About 26 million years ago, the horse moved out of the forests and swamps and onto the plains. Its neck and head became longer, the incisors moved forward in the skull and the form and position of the eyes altered to allow the horse to view the horizon while grazing. Its legs became longer, giving it speed to escape from predators and it stood on a single toe.

Equus caballus, which evolved almost two million years ago, was the first true horse. It moved across the Bering Strait from America to Asia. Primitive man followed horse herds back across the Bering Strait into America, some staying to become the first Americans. When the glaciers retreated ten thousand years ago, the land bridges between what is now Alaska and Asia disappeared. Soon after that the horse became extinct in North America. They were later re-introduced to the continent by Spanish explorers, giving rise to the feral Mustang.

The indigenous peoples of the Americas did not have a specific word for horses, and referred to them as a type of dog or deer (in one case, "elk-dog").

Page 97. " when first a horse was haltered "
Western Han Dynasty Cavalryman
Creative Commons Attribution Share AlikeWestern Han Dynasty Cavalryman - Credit: Ayelie, Wikimedia

Horses were first domesticated as draft animals on the Eurasian Steppe between 4500 and 2500 BC, as people adopted a nomadic way of life and needed an animal to carry their belongings. The horse came to provide transportation, milk, meat and skins. By 1000 B.C., domestication had spread through Europe, Asia and North Africa.

The first record of riding comes from Persia in the third millennium BC. By 1580 BC the innovation had spread to Egypt, and 250 years later it was found in Greece. The first horse training book, the Kikkuli Text, was written in 1360 BC.


The founder of modern horsemanship was the Greek soldier and writer, Xenophon (c.430-354 BC). From the Persians he learned "leg up" mounting - a groundsman would help the rider mount the horse by holding the rider's leg and boosting him up. From the Armenians, he learned to tie pieces of cloth onto his horses' feet to protect them from ice and rocks. After his retirement, Xenophon wrote the definitive book on horsemanship, which is still used, in modern form, by trainers today.  He is sometimes described as the "original horse whisperer".



Page 98. " an Irishman called Sullivan "

Creative Commons AttributionConnection - Credit: Mike Baird
Irishman Daniel Sullivan was a horse trainer and rehabilitator. Not much is known about him, since he was secretive about his actual methods. Some accounts say that he learned his basic method from "a gypsy". People who had seen him work assumed he was whispering to the horse because he stood so close to it. For that reason he became known as the "horse whisperer."
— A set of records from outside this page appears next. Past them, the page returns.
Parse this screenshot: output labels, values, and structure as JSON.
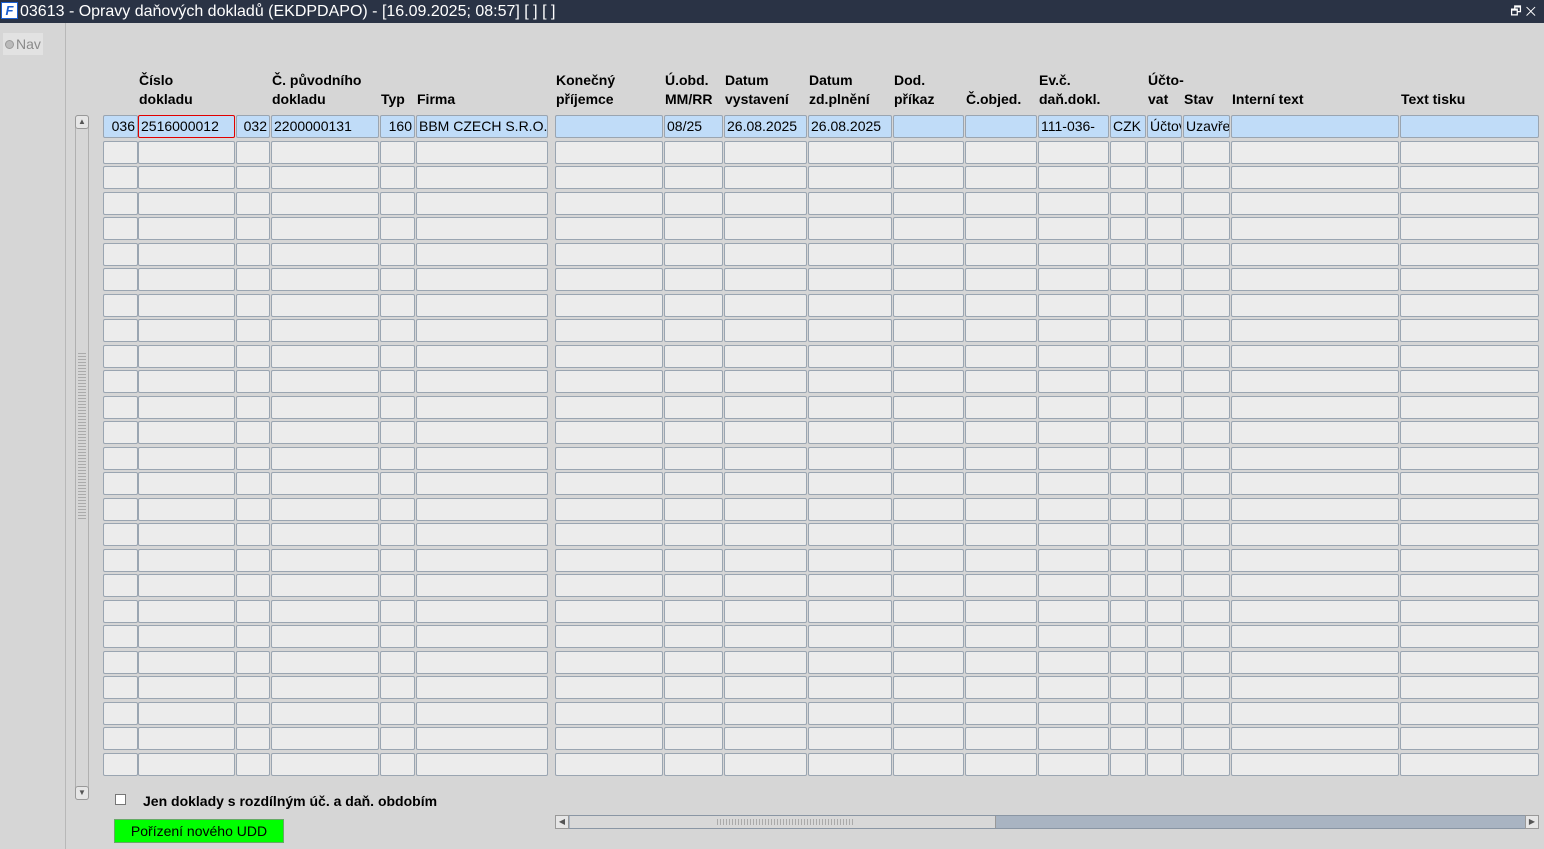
{
  "window": {
    "title": "03613 - Opravy daňových dokladů (EKDPDAPO) - [16.09.2025; 08:57]  [ ]  [ ]",
    "controls": "🗗✕"
  },
  "nav": {
    "label": "Nav"
  },
  "table": {
    "headers": [
      "",
      "Číslo\ndokladu",
      "",
      "Č. původního\ndokladu",
      "Typ",
      "Firma",
      "Konečný\npříjemce",
      "Ú.obd.\nMM/RR",
      "Datum\nvystavení",
      "Datum\nzd.plnění",
      "Dod.\npříkaz",
      "Č.objed.",
      "Ev.č.\ndaň.dokl.",
      "",
      "Účto-\nvat",
      "Stav",
      "Interní text",
      "Text tisku"
    ],
    "row_count": 26,
    "rows": [
      [
        "036",
        "2516000012",
        "032",
        "2200000131",
        "160",
        "BBM CZECH S.R.O.",
        "",
        "08/25",
        "26.08.2025",
        "26.08.2025",
        "",
        "",
        "111-036-",
        "CZK",
        "Účtovat",
        "Uzavřeno",
        "",
        ""
      ]
    ]
  },
  "filter": {
    "checkbox_label": "Jen doklady s rozdílným úč. a daň. obdobím",
    "checked": false
  },
  "buttons": {
    "new_udd": "Pořízení nového UDD"
  },
  "colors": {
    "selected_row": "#c0dcf8",
    "button_green": "#00ff00",
    "titlebar": "#2a3345"
  }
}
There are several well-known horse whisperers - or people using natural horsemanship methods to great effect - including Monty Roberts, Pat Parelli and Mark Rashid. Their methods vary, but commonly use horse psychology and body language to train horses in a non-abusive manner.